The MAP Fund’s office is located in the Abrons Arts Center, which is situated on the Lenape island of Manhahtaan (Mannahatta) in Lenapehoking, the Lenape homeland. We pay respect to the Lenape peoples, past, present, and future and their continuing presence in the homeland and throughout the Lenape diaspora. We offer our care and gratitude to the land, water, and air of Lenapehoking, and are committed to resisting colonialism and imbalance with Mother Earth through the support of Indigenous artists and Indigenous artistic practices.


MAP serves contemporary artists, of all abilities and backgrounds, whose work presents an intellectual and/or aesthetic challenge to canon and convention and, by extension, to ableist, cis, hetero-normative, white/Western cultural dominance. MAP was founded on the principle that exploration drives human progress, no less in art than in science or medicine, and that society’s capacity to understand and improve complex social and political dynamics is achieved through such inquiry.
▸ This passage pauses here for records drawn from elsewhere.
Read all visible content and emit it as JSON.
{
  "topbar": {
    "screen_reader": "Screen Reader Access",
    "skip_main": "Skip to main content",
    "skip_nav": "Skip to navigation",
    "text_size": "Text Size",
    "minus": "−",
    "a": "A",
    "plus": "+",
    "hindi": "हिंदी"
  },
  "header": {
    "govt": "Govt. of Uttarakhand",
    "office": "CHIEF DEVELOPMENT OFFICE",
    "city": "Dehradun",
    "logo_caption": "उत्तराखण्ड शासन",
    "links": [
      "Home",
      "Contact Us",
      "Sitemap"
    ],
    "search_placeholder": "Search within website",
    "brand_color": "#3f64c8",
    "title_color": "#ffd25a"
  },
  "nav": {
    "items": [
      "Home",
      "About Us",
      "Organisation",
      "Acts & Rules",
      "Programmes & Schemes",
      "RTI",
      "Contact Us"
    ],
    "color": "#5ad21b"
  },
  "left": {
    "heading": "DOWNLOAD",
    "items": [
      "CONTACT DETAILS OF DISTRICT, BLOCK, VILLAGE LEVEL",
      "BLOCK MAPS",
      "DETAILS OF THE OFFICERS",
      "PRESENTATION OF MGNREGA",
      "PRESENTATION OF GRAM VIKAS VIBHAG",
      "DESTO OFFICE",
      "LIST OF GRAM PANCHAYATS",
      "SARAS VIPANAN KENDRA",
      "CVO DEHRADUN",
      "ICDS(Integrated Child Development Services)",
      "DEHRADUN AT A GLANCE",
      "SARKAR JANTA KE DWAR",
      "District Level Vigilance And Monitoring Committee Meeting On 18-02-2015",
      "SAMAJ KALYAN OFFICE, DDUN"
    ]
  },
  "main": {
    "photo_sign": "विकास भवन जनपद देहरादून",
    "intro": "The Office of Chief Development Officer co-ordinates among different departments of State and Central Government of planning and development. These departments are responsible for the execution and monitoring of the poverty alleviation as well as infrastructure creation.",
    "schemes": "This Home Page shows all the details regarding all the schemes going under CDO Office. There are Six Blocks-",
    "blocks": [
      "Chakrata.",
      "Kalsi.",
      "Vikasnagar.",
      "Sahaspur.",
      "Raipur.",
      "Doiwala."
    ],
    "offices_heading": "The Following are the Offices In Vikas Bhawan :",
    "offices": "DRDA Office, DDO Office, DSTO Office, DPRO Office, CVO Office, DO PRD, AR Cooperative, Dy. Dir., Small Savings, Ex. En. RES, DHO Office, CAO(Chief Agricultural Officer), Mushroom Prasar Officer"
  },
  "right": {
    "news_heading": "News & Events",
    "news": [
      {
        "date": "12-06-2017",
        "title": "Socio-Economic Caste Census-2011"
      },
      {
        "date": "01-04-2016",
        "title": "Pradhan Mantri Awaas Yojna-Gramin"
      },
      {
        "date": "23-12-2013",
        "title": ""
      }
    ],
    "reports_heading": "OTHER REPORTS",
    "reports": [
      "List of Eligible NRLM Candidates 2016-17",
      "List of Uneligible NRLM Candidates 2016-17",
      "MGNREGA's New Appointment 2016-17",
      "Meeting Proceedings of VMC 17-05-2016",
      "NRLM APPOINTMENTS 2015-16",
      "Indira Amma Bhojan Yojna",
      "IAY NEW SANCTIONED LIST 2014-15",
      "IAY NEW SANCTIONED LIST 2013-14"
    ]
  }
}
MAP supports projects that embody this search and is particularly interested in those that question, disrupt, and complicate notions of social and cultural hierarchies. 


The MAP Fund honors the artist’s imagination, and believes in their unique capacity to help create a more just and vibrant society. 

The MAP Fund values freedom of creative expression as fundamental to the health and well-being of society and individuals. We commit to nurturing and lifting up this aspect of human experience for all. 

The MAP Fund values racial justice and the rights of persons of all abilities and economic means to be free of harm and exclusion. We recognize that we operate in a world where inequities based on race, ability and class are rampant, systemic, and entrenched. We commit to the work of undoing those inequities as individual staff members and as an organization.

The MAP Fund values radical inclusion: we welcome any individual’s engagement with the program, regardless of age, economic means, ethnicity, gender, physical abilities, race, sexual orientation or any other element of their unique identity.

The MAP Fund values mutual respect among staff, applicants, grantees and all other stakeholders to the program. We believe that caring for the individuals with whom we come into contact is a nonnegotiable requirement of doing our work.

The MAP Fund values transparency and honesty. We believe that our mission can only be achieved through integrity of speech and action. 


The MAP Fund (then known as the Multi-Arts Production Fund) was established in 1988 by The Rockefeller Foundation to support innovation and cross-cultural exploration in new works of live performance. Among the longest running programs in arts philanthropy, in over 30 years MAP has disbursed more than $30 million to thousands of groundbreaking projects in playwriting, choreography, music composition, interdisciplinary collaboration, and ensemble, site-specific, and community-based performance. MAP-supported works have been undertaken in hundreds of cities across the United States as well as internationally, and by conservative estimates have reached over two million audience members.

Over time, the organization has expanded to include new approaches to arts advocacy, including the Scaffolding for Practicing Artists (SPA) program, the Equity in the Panel Room initiative, and multiple research initiatives.  


  • In April 2016, MAP became an independent 501(c)(3) charitable organization, allowing MAP to pursue new opportunities for growth and advancement. Learn about MAP’s Board Members here
  • In 2016, MAP became a proud member of ArtsPool, a cooperative framework for nonprofit arts management. 


MAP has been the subject of three outside evaluations. In 1999, the research firm of Adams and Goldbard undertook a broad assessment of the needs of the performance field and the specific ways in which MAP had or had not met those needs. Their research involved interviews with MAP grantees, panelists, and administrative staff, as well as with field experts who had no formal relationship to the Fund. The report concluded: “MAP is widely perceived as having made great strides toward achieving its initial aims. [It has] taken risks in supporting emerging artists who were later recognized as major contributors to the culture.”

In 2007, Creative Capital commissioned Edward Martenson, professor of arts management at Yale School of Drama, to survey all lead artist and organization officials funded since 1989, and undertake one-to-one interviews with 25 selected grantee artists. The survey, sent out to approximately 500 individuals, elicited an astonishing 50 percent response rate. Martenson’s report similarly concluded that MAP remains a critical resource in the field.

In Spring 2014, the Doris Duke Charitable Foundation commissioned Helicon Collaborative to conduct an assessment of six re-granting programs, including MAP, that the Foundation funds to support the creation and presentation of new work in dance, theater and jazz. Of the 223 respondents, 99 (44% of those surveyed) had received at least one MAP grant. A number of artists recognize that the Duke-funded programs offer support for multiple phases of the artistic process, from early experimentation through production, recording and touring, and said that this systemic support has had powerful impacts on artists’ work. One artist said, “The Duke grants have given me the mental wherewithal to create – to stop cramming in a thousand things, and to really think, generate and then organize myself to get it performed.” Read the full report here.

Banner: MAP 2020 grantee A’we deh ya by Paloma McGregor. Photography by Quiana L. Adams. Pictured: Oceana James.